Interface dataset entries
* * *

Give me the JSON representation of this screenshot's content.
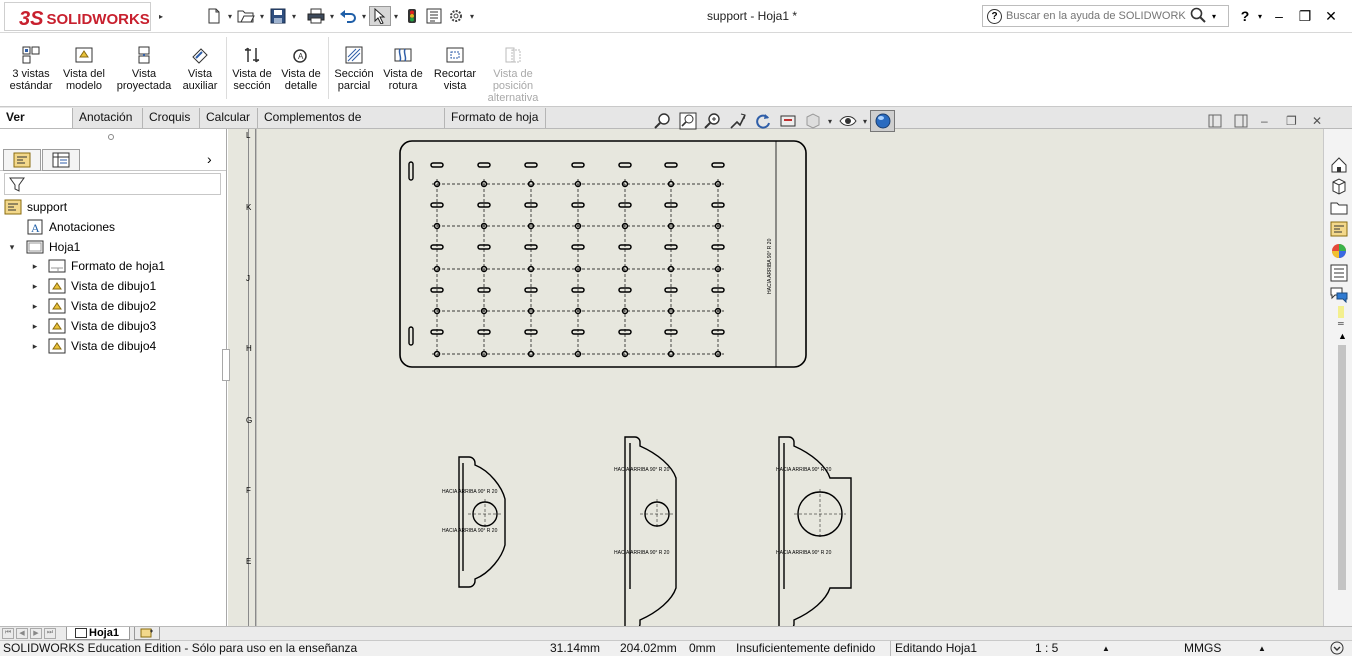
{
  "app": {
    "logo_ds": "3S",
    "logo_name": "SOLIDWORKS",
    "window_title": "support - Hoja1 *",
    "search_placeholder": "Buscar en la ayuda de SOLIDWORKS",
    "help_label": "?"
  },
  "ribbon": {
    "buttons": [
      {
        "id": "3-vistas",
        "label1": "3 vistas",
        "label2": "estándar",
        "enabled": true
      },
      {
        "id": "vista-modelo",
        "label1": "Vista del",
        "label2": "modelo",
        "enabled": true
      },
      {
        "id": "vista-proyectada",
        "label1": "Vista",
        "label2": "proyectada",
        "enabled": true
      },
      {
        "id": "vista-auxiliar",
        "label1": "Vista",
        "label2": "auxiliar",
        "enabled": true
      },
      {
        "id": "vista-seccion",
        "label1": "Vista de",
        "label2": "sección",
        "enabled": true
      },
      {
        "id": "vista-detalle",
        "label1": "Vista de",
        "label2": "detalle",
        "enabled": true
      },
      {
        "id": "seccion-parcial",
        "label1": "Sección",
        "label2": "parcial",
        "enabled": true
      },
      {
        "id": "vista-rotura",
        "label1": "Vista de",
        "label2": "rotura",
        "enabled": true
      },
      {
        "id": "recortar-vista",
        "label1": "Recortar",
        "label2": "vista",
        "enabled": true
      },
      {
        "id": "vista-posicion",
        "label1": "Vista de",
        "label2": "posición",
        "label3": "alternativa",
        "enabled": false
      }
    ]
  },
  "tabs": [
    {
      "label": "Ver diseño",
      "active": true
    },
    {
      "label": "Anotación",
      "active": false
    },
    {
      "label": "Croquis",
      "active": false
    },
    {
      "label": "Calcular",
      "active": false
    },
    {
      "label": "Complementos de SOLIDWORKS",
      "active": false
    },
    {
      "label": "Formato de hoja",
      "active": false
    }
  ],
  "tree": {
    "root": "support",
    "items": [
      {
        "label": "Anotaciones",
        "level": 1,
        "expander": ""
      },
      {
        "label": "Hoja1",
        "level": 1,
        "expander": "▾"
      },
      {
        "label": "Formato de hoja1",
        "level": 2,
        "expander": "▸"
      },
      {
        "label": "Vista de dibujo1",
        "level": 2,
        "expander": "▸"
      },
      {
        "label": "Vista de dibujo2",
        "level": 2,
        "expander": "▸"
      },
      {
        "label": "Vista de dibujo3",
        "level": 2,
        "expander": "▸"
      },
      {
        "label": "Vista de dibujo4",
        "level": 2,
        "expander": "▸"
      }
    ]
  },
  "ruler_letters": [
    "L",
    "K",
    "J",
    "H",
    "G",
    "F",
    "E"
  ],
  "drawing": {
    "plate_note": "HACIA ARRIBA 90° R 20",
    "view_note": "HACIA ARRIBA 90° R 20"
  },
  "sheet": {
    "tab_label": "Hoja1"
  },
  "status": {
    "edition": "SOLIDWORKS Education Edition - Sólo para uso en la enseñanza",
    "x": "31.14mm",
    "y": "204.02mm",
    "z": "0mm",
    "definition": "Insuficientemente definido",
    "editing": "Editando Hoja1",
    "scale": "1 : 5",
    "units": "MMGS"
  }
}
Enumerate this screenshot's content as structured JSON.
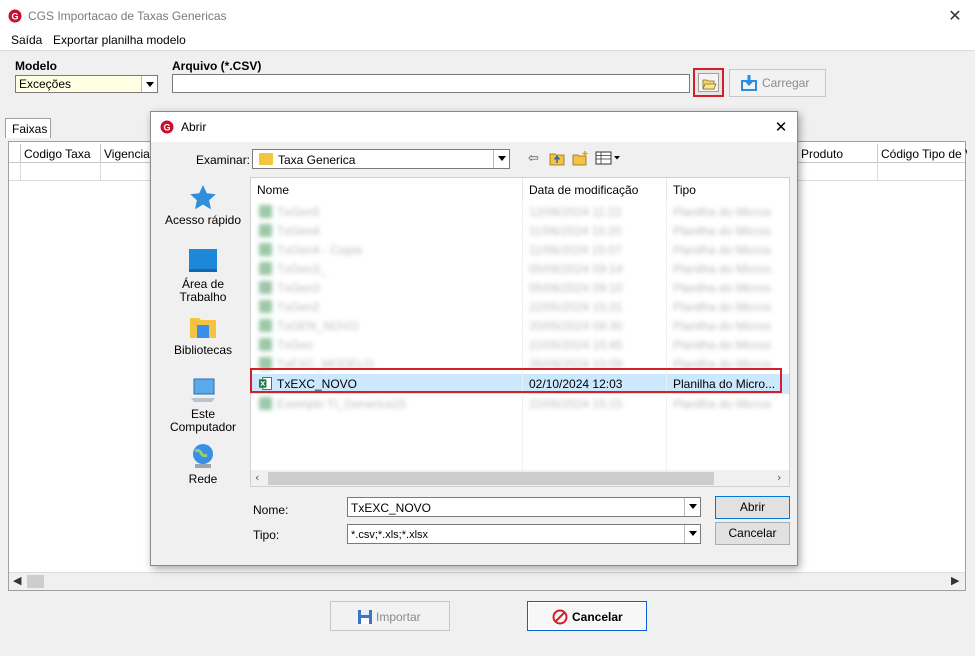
{
  "window": {
    "title": "CGS Importacao de Taxas Genericas",
    "close_glyph": "✕",
    "menu": [
      "Saída",
      "Exportar planilha modelo"
    ]
  },
  "form": {
    "modelo_label": "Modelo",
    "modelo_value": "Exceções",
    "arquivo_label": "Arquivo (*.CSV)",
    "arquivo_value": "",
    "carregar_label": "Carregar",
    "tab_label": "Faixas"
  },
  "grid": {
    "columns": [
      "Codigo Taxa",
      "Vigencia",
      "Produto",
      "Código Tipo de Ve"
    ]
  },
  "footer": {
    "importar_label": "Importar",
    "cancelar_label": "Cancelar"
  },
  "dialog": {
    "title": "Abrir",
    "close_glyph": "✕",
    "examinar_label": "Examinar:",
    "examinar_value": "Taxa Generica",
    "places": [
      "Acesso rápido",
      "Área de Trabalho",
      "Bibliotecas",
      "Este Computador",
      "Rede"
    ],
    "columns": [
      "Nome",
      "Data de modificação",
      "Tipo"
    ],
    "files": [
      {
        "name": "TxGen5",
        "date": "12/06/2024 11:22",
        "type": "Planilha do Micros",
        "blurred": true
      },
      {
        "name": "TxGen4",
        "date": "11/06/2024 15:20",
        "type": "Planilha do Micros",
        "blurred": true
      },
      {
        "name": "TxGen4 - Copia",
        "date": "11/06/2024 15:07",
        "type": "Planilha do Micros",
        "blurred": true
      },
      {
        "name": "TxGen3_",
        "date": "05/06/2024 09:14",
        "type": "Planilha do Micros",
        "blurred": true
      },
      {
        "name": "TxGen3",
        "date": "05/06/2024 09:10",
        "type": "Planilha do Micros",
        "blurred": true
      },
      {
        "name": "TxGen2",
        "date": "22/05/2024 15:31",
        "type": "Planilha do Micros",
        "blurred": true
      },
      {
        "name": "TxGEN_NOVO",
        "date": "20/05/2024 09:30",
        "type": "Planilha do Micros",
        "blurred": true
      },
      {
        "name": "TxGen",
        "date": "22/05/2024 15:45",
        "type": "Planilha do Micros",
        "blurred": true
      },
      {
        "name": "TxEXC_MODELO",
        "date": "26/09/2024 10:09",
        "type": "Planilha do Micros",
        "blurred": true
      },
      {
        "name": "TxEXC_NOVO",
        "date": "02/10/2024 12:03",
        "type": "Planilha do Micro...",
        "blurred": false
      },
      {
        "name": "Exemplo TI_Generica15",
        "date": "22/05/2024 15:15",
        "type": "Planilha do Micros",
        "blurred": true
      }
    ],
    "nome_label": "Nome:",
    "nome_value": "TxEXC_NOVO",
    "tipo_label": "Tipo:",
    "tipo_value": "*.csv;*.xls;*.xlsx",
    "abrir_label": "Abrir",
    "cancelar_label": "Cancelar"
  },
  "colors": {
    "highlight_red": "#d0202a",
    "selection_blue": "#cce8ff",
    "brand_red": "#c8102e"
  }
}
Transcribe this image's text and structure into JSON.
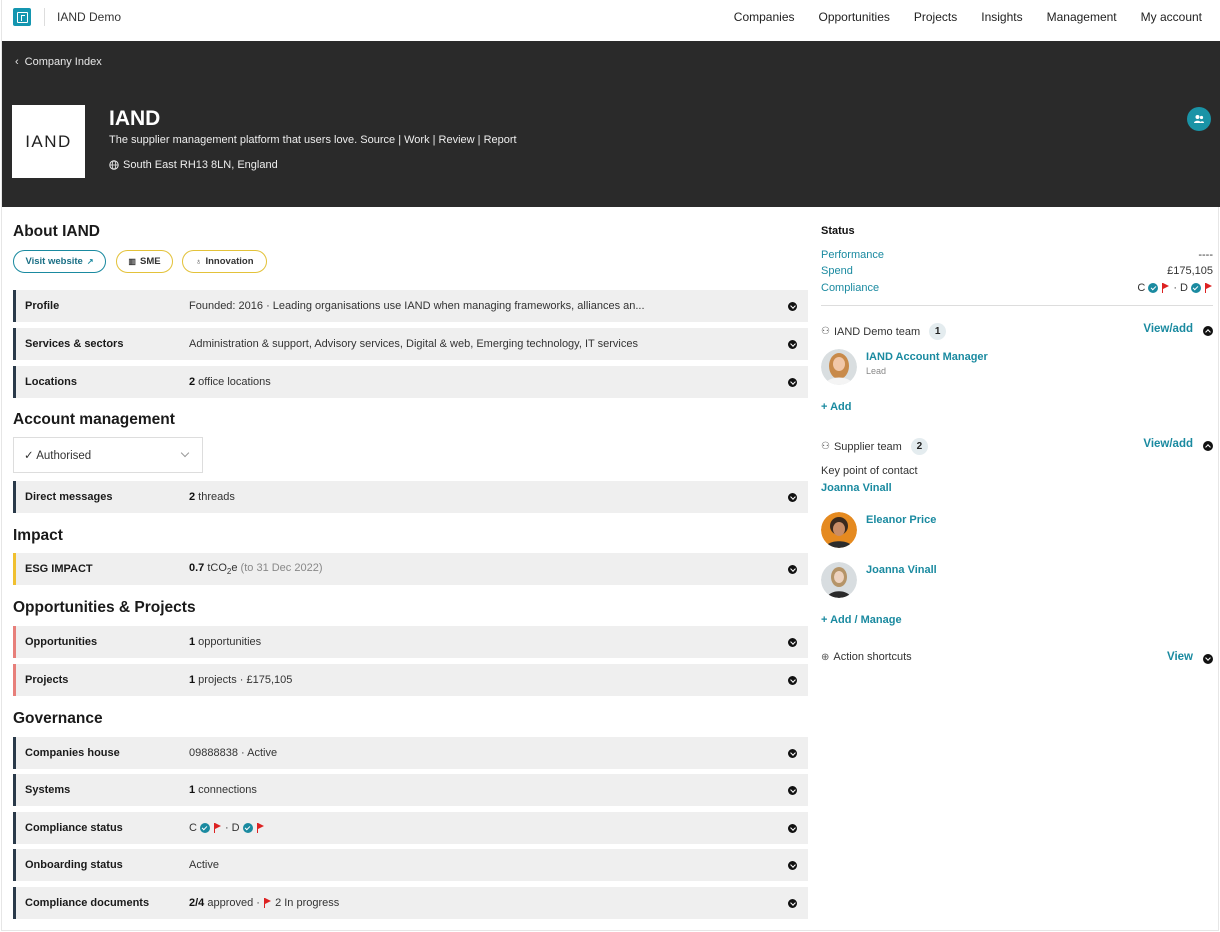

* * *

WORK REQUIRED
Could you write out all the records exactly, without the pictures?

SOLUTION BELOW
Give me the JSON representation of this screenshot's content.
{
  "app": {
    "logo_ds": "3S",
    "logo_name": "SOLIDWORKS",
    "window_title": "support - Hoja1 *",
    "search_placeholder": "Buscar en la ayuda de SOLIDWORKS",
    "help_label": "?"
  },
  "ribbon": {
    "buttons": [
      {
        "id": "3-vistas",
        "label1": "3 vistas",
        "label2": "estándar",
        "enabled": true
      },
      {
        "id": "vista-modelo",
        "label1": "Vista del",
        "label2": "modelo",
        "enabled": true
      },
      {
        "id": "vista-proyectada",
        "label1": "Vista",
        "label2": "proyectada",
        "enabled": true
      },
      {
        "id": "vista-auxiliar",
        "label1": "Vista",
        "label2": "auxiliar",
        "enabled": true
      },
      {
        "id": "vista-seccion",
        "label1": "Vista de",
        "label2": "sección",
        "enabled": true
      },
      {
        "id": "vista-detalle",
        "label1": "Vista de",
        "label2": "detalle",
        "enabled": true
      },
      {
        "id": "seccion-parcial",
        "label1": "Sección",
        "label2": "parcial",
        "enabled": true
      },
      {
        "id": "vista-rotura",
        "label1": "Vista de",
        "label2": "rotura",
        "enabled": true
      },
      {
        "id": "recortar-vista",
        "label1": "Recortar",
        "label2": "vista",
        "enabled": true
      },
      {
        "id": "vista-posicion",
        "label1": "Vista de",
        "label2": "posición",
        "label3": "alternativa",
        "enabled": false
      }
    ]
  },
  "tabs": [
    {
      "label": "Ver diseño",
      "active": true
    },
    {
      "label": "Anotación",
      "active": false
    },
    {
      "label": "Croquis",
      "active": false
    },
    {
      "label": "Calcular",
      "active": false
    },
    {
      "label": "Complementos de SOLIDWORKS",
      "active": false
    },
    {
      "label": "Formato de hoja",
      "active": false
    }
  ],
  "tree": {
    "root": "support",
    "items": [
      {
        "label": "Anotaciones",
        "level": 1,
        "expander": ""
      },
      {
        "label": "Hoja1",
        "level": 1,
        "expander": "▾"
      },
      {
        "label": "Formato de hoja1",
        "level": 2,
        "expander": "▸"
      },
      {
        "label": "Vista de dibujo1",
        "level": 2,
        "expander": "▸"
      },
      {
        "label": "Vista de dibujo2",
        "level": 2,
        "expander": "▸"
      },
      {
        "label": "Vista de dibujo3",
        "level": 2,
        "expander": "▸"
      },
      {
        "label": "Vista de dibujo4",
        "level": 2,
        "expander": "▸"
      }
    ]
  },
  "ruler_letters": [
    "L",
    "K",
    "J",
    "H",
    "G",
    "F",
    "E"
  ],
  "drawing": {
    "plate_note": "HACIA ARRIBA 90° R 20",
    "view_note": "HACIA ARRIBA 90° R 20"
  },
  "sheet": {
    "tab_label": "Hoja1"
  },
  "status": {
    "edition": "SOLIDWORKS Education Edition - Sólo para uso en la enseñanza",
    "x": "31.14mm",
    "y": "204.02mm",
    "z": "0mm",
    "definition": "Insuficientemente definido",
    "editing": "Editando Hoja1",
    "scale": "1 : 5",
    "units": "MMGS"
  }
}
Enumerate this screenshot's content as structured JSON.
{
  "window": {
    "title": "CGS Importacao de Taxas Genericas",
    "close_glyph": "✕",
    "menu": [
      "Saída",
      "Exportar planilha modelo"
    ]
  },
  "form": {
    "modelo_label": "Modelo",
    "modelo_value": "Exceções",
    "arquivo_label": "Arquivo (*.CSV)",
    "arquivo_value": "",
    "carregar_label": "Carregar",
    "tab_label": "Faixas"
  },
  "grid": {
    "columns": [
      "Codigo Taxa",
      "Vigencia",
      "Produto",
      "Código Tipo de Ve"
    ]
  },
  "footer": {
    "importar_label": "Importar",
    "cancelar_label": "Cancelar"
  },
  "dialog": {
    "title": "Abrir",
    "close_glyph": "✕",
    "examinar_label": "Examinar:",
    "examinar_value": "Taxa Generica",
    "places": [
      "Acesso rápido",
      "Área de Trabalho",
      "Bibliotecas",
      "Este Computador",
      "Rede"
    ],
    "columns": [
      "Nome",
      "Data de modificação",
      "Tipo"
    ],
    "files": [
      {
        "name": "TxGen5",
        "date": "12/06/2024 11:22",
        "type": "Planilha do Micros",
        "blurred": true
      },
      {
        "name": "TxGen4",
        "date": "11/06/2024 15:20",
        "type": "Planilha do Micros",
        "blurred": true
      },
      {
        "name": "TxGen4 - Copia",
        "date": "11/06/2024 15:07",
        "type": "Planilha do Micros",
        "blurred": true
      },
      {
        "name": "TxGen3_",
        "date": "05/06/2024 09:14",
        "type": "Planilha do Micros",
        "blurred": true
      },
      {
        "name": "TxGen3",
        "date": "05/06/2024 09:10",
        "type": "Planilha do Micros",
        "blurred": true
      },
      {
        "name": "TxGen2",
        "date": "22/05/2024 15:31",
        "type": "Planilha do Micros",
        "blurred": true
      },
      {
        "name": "TxGEN_NOVO",
        "date": "20/05/2024 09:30",
        "type": "Planilha do Micros",
        "blurred": true
      },
      {
        "name": "TxGen",
        "date": "22/05/2024 15:45",
        "type": "Planilha do Micros",
        "blurred": true
      },
      {
        "name": "TxEXC_MODELO",
        "date": "26/09/2024 10:09",
        "type": "Planilha do Micros",
        "blurred": true
      },
      {
        "name": "TxEXC_NOVO",
        "date": "02/10/2024 12:03",
        "type": "Planilha do Micro...",
        "blurred": false
      },
      {
        "name": "Exemplo TI_Generica15",
        "date": "22/05/2024 15:15",
        "type": "Planilha do Micros",
        "blurred": true
      }
    ],
    "nome_label": "Nome:",
    "nome_value": "TxEXC_NOVO",
    "tipo_label": "Tipo:",
    "tipo_value": "*.csv;*.xls;*.xlsx",
    "abrir_label": "Abrir",
    "cancelar_label": "Cancelar"
  },
  "colors": {
    "highlight_red": "#d0202a",
    "selection_blue": "#cce8ff",
    "brand_red": "#c8102e"
  }
}
Transcribe this image's text and structure into JSON.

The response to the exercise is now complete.